Exactly nine months after MTV split its programming department into separate divisions for long- and short-form programming, the network has announced its first short-form programming. MTV has also launched a new broadband network, The Stew, where some of the short-form content will be housed.
MTV has green-lighted short-form programs in genres including music, animation and documentary, and is developing several others. New shows include My Tunes, in which a band comes up with a theme and then writes an original song based on pictures users send in; Chloe, a live action soap about teenage girls; and MTV Smashed, humorously re-cut footage from MTV shows and series.
“These are ideas that seem perfectly expressed in a shorter period of time - not everything is meant to be a narrative,” said Brian Graden, President of Entertainment, MTV Networks Music Group/Logo in an interview with B&C. The slate aims to both be “creator-friendly,” incorporating content from users, and find new outlets for music programming, Graden says.
The short-form shows will be dispatched to a variety of MTV’s platforms including its linear TV network, broadband channel Overdrive and mobile devices. After MTV split its programming division, the company brought on several new staffers with new media experience. The new shows cull both their contributions and those that originated in other MTV divisions, such as the promotions group, music production and news.
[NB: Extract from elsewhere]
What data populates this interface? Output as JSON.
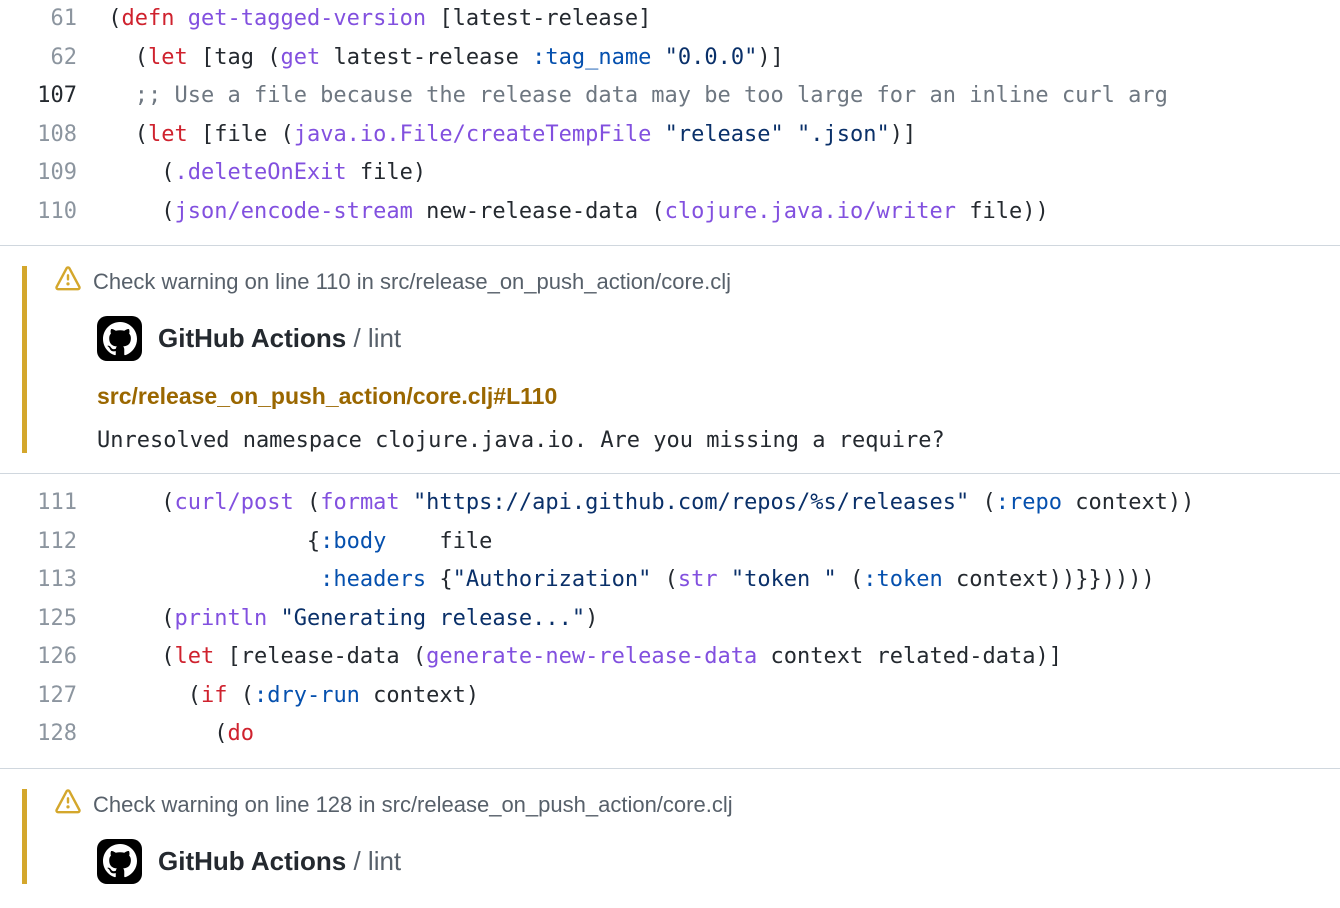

“We’re starting with the philosophy ‘make great stuff,’ and then as we see it, we’ll decide where to go and how to make it famous enough so it isn’t tree falling in the forest, if you know what I mean,” Graden says.
To create more outlets for the short-form fare, MTV is creating several new broadband outlets to be rolled out throughout the fall. The first, The Stew, will exist as a channel within Overdrive and program the irreverent content similar to that featured on MTV’s Sunday Stew programming block.
Initial Stew programming includes some of the green-lighted short-form shows, as well as user-generated shows, clips from TV shows such as Jackass and Andy Milonakis and archival MTV video. Upcoming broadband channels will focus on music, news and gaming, MTV says.
MTV has started to put more money into the production of some of its short form content, especially in the narrative genres, while staying true to the gritty underground feel users have come to expect from the format.
“The ethos of the short-form world is very raw very often, so what we’re trying to do is that we don’t necessarily slick everything up just because we can,” Graden says.
In addition to the green-lighted originals, MTV is developing several other short form shows. They include One Minute Master, a showcase of artists’ odd life skills; Just Us Squad, a comic book style expose of the music industry; and Gamer’s Chronicles, a docu-drama about New York City videogamers. The network expects to announce other projects soon.
“Who knows which of these will end up being culturally relevant or not,” says Graden. “You can expect more volume, but I also will be very candid to say that like everyone else we’re just sort of experimenting and having fun.”